Human space exploration is one of mankind’s hugest achievements, but it appears it has taken its toll on Earth’s orbit.
What is now infamously known as a “giant leap” for man now has giant consequences.
The head of the European Space Agency’s Space Debris Office says the issue of ‘space debris,’ or garbage left from humans’ exploration of outer space, needs to be dealt with.
There have been around 4,700 rocket launches since the launch of Earth’s first artificial satellive, Sputnik, in 1957… which has left over 6500 tons of debris fragments, rocket stages, or defunct satellites in orbit.
This ‘space debris’ is potentially dangerous for operational satellites and spacecraft.

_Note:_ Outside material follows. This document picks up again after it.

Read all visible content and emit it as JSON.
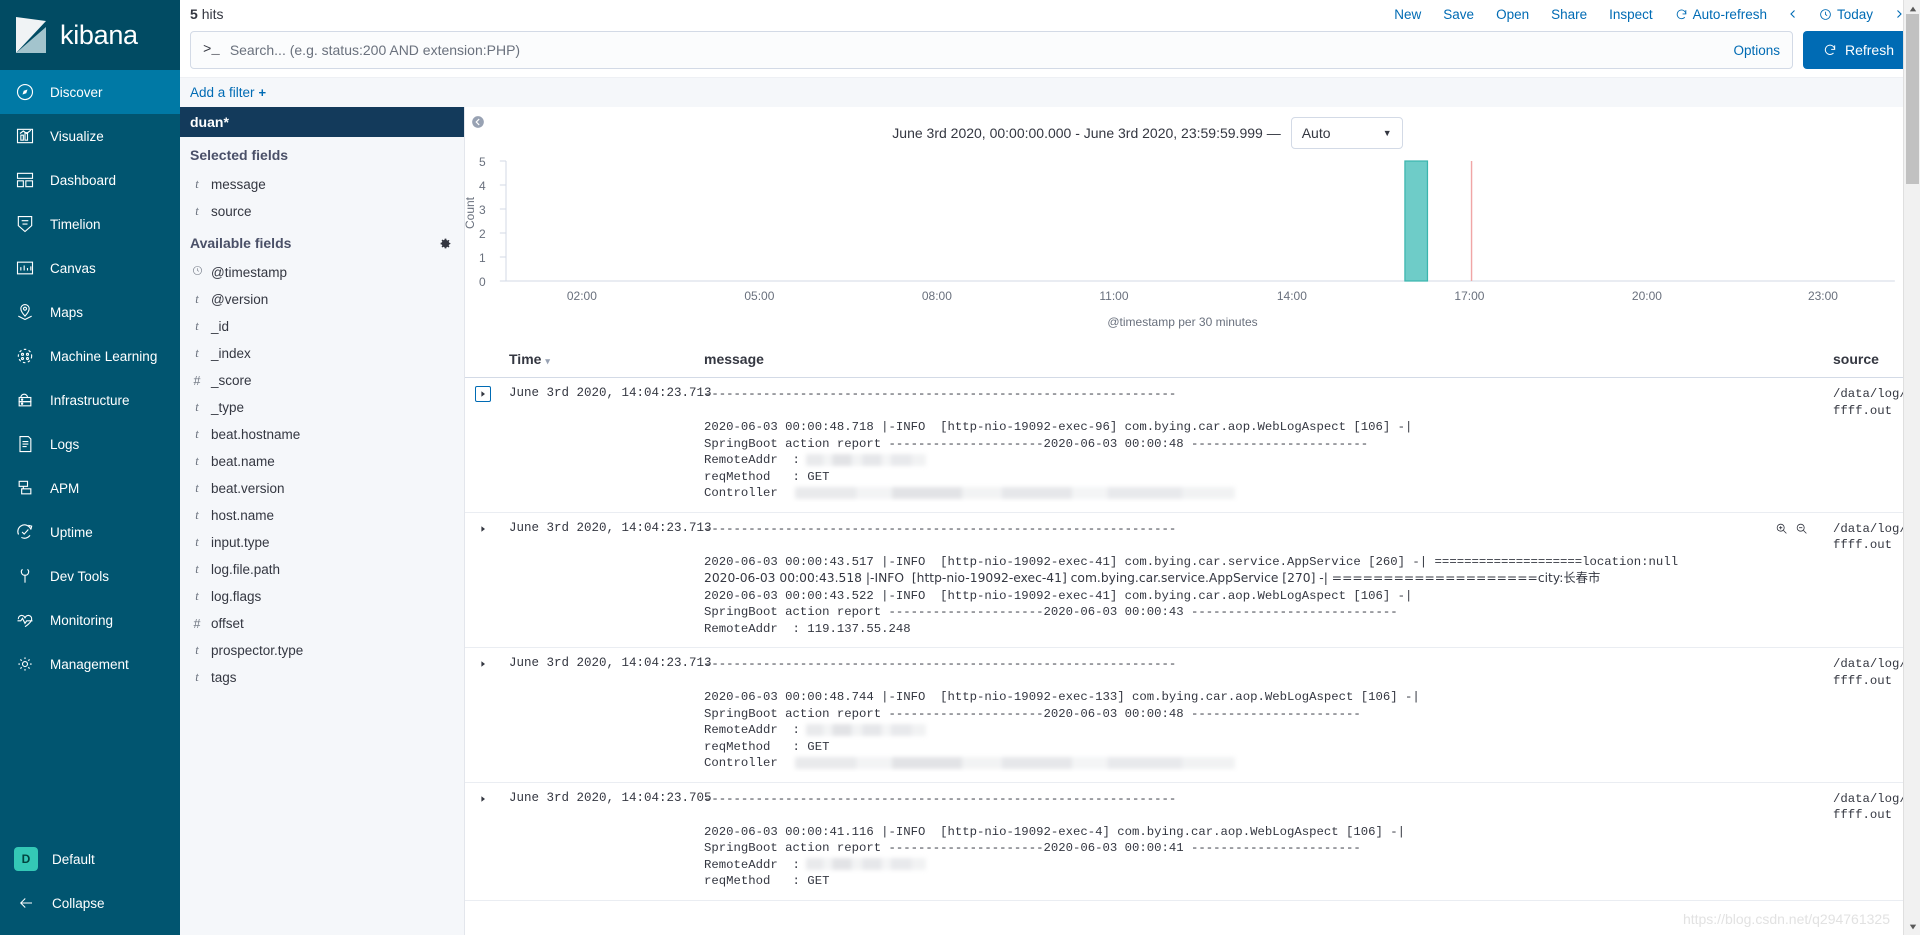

The International Space Station has been forced to avoid objects floating dangerously close to its path in space.
"A ten centimetre object would be capable of totally shattering a spacecraft," Klinkrad said. "A one centimetre object would already be capable of disabling a satellite that's still operational,” said Heiner Klinkrad, Head of ESA Space Debris Office.
Upon impact, the one centimetre object would have the kinetic energy equivalent to "an exploding hand grenade", if it were travelling at the typical velocity of 50,000 kilometres per hour, he added.
The head of the ESA’s Debris Office says humans need to work to actively clear the debris we have created or risk triggering the ‘Kessler syndrome”, a situation in which space object collisions could cause a cascade of further collisions, making some of the orbit’s regions unusable in the future.
The only way to solve the problem is to "actively go there and remove mass from orbit", he said.
The ESA conference, which takes place from 22nd until 25th April, hopes to discuss methods of removing the debris, such as using high energy lasers, fired from our planet, to vaporize the fragments using energy absorption.
Video Source: Reuters